Harvey Norman Superstore Bundall in Queensland has been ordered to pay $52,000 by the Australian Competition and Consumer Commission (ACCC) for false or misleading representations regarding consumer guarantee rights.
The Court ruled that sales representatives made 10 false or misleading representations concerning the existence, exclusion or effect of a guarantee or right.
The sales representatives claimed they had no obligation to provide a remedy and that the customer would need to pursue the manufacturer’s warranty directly with the manufacturer; secondly the store claimed it could not assist further unless the consumer paid for some or all of the cost of the repair.

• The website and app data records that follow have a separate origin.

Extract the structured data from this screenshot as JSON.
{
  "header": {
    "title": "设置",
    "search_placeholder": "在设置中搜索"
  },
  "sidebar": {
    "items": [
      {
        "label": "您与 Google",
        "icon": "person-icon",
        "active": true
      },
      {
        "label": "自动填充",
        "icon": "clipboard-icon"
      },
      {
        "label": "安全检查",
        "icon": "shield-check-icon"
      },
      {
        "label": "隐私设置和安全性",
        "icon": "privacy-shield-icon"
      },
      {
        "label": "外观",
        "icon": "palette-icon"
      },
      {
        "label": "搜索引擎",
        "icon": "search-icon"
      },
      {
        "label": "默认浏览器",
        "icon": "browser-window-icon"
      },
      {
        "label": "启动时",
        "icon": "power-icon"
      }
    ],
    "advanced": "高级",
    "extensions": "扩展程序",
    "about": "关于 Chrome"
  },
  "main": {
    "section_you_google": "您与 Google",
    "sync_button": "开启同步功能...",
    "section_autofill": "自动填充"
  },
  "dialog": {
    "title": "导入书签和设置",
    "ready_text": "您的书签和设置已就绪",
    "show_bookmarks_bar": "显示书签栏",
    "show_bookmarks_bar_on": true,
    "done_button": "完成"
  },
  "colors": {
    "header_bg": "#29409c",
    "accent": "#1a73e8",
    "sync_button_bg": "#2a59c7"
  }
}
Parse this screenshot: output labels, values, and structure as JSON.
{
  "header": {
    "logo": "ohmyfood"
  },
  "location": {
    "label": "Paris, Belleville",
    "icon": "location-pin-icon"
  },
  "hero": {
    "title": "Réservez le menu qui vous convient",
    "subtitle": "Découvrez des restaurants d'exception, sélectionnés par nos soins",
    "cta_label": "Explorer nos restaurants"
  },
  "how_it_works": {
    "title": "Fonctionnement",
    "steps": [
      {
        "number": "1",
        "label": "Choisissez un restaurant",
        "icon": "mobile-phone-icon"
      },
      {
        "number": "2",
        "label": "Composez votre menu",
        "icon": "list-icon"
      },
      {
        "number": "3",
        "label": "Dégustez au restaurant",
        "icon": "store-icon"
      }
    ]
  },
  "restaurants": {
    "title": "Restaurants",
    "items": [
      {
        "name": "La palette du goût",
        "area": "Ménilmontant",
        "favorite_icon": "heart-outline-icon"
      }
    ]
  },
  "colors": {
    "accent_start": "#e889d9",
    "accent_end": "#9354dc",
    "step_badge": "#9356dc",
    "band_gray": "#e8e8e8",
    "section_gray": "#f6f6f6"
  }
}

This conduct continued over a longer period, more staff members were involved and Bunavit’s turnover and profit were substantially higher than those of the other offending companies. However, unlike some of the other cases, none of Bunavit’s senior staff were involved.
ACCC acting chair Dr Michael Schaper said in his ruling said the penalty is a reminder to Australian businesses to not misled customers: “Products sold in Australia come with a consumer guarantee under the Australian Consumer Law that they will be of acceptable quality. Faulty products must be repaired, replaced, or a refund must be provided by the retailer.
“Businesses are expected to take appropriate and effective steps to ensure that their staff understand the rights of consumers and the obligations of businesses under the consumer guarantees provided by the Australian Consumer Law.”
The ACCC has now obtained penalty orders totalling $286,000 against 10 Harvey Norman franchisees for false or misleading representations regarding consumer guarantees.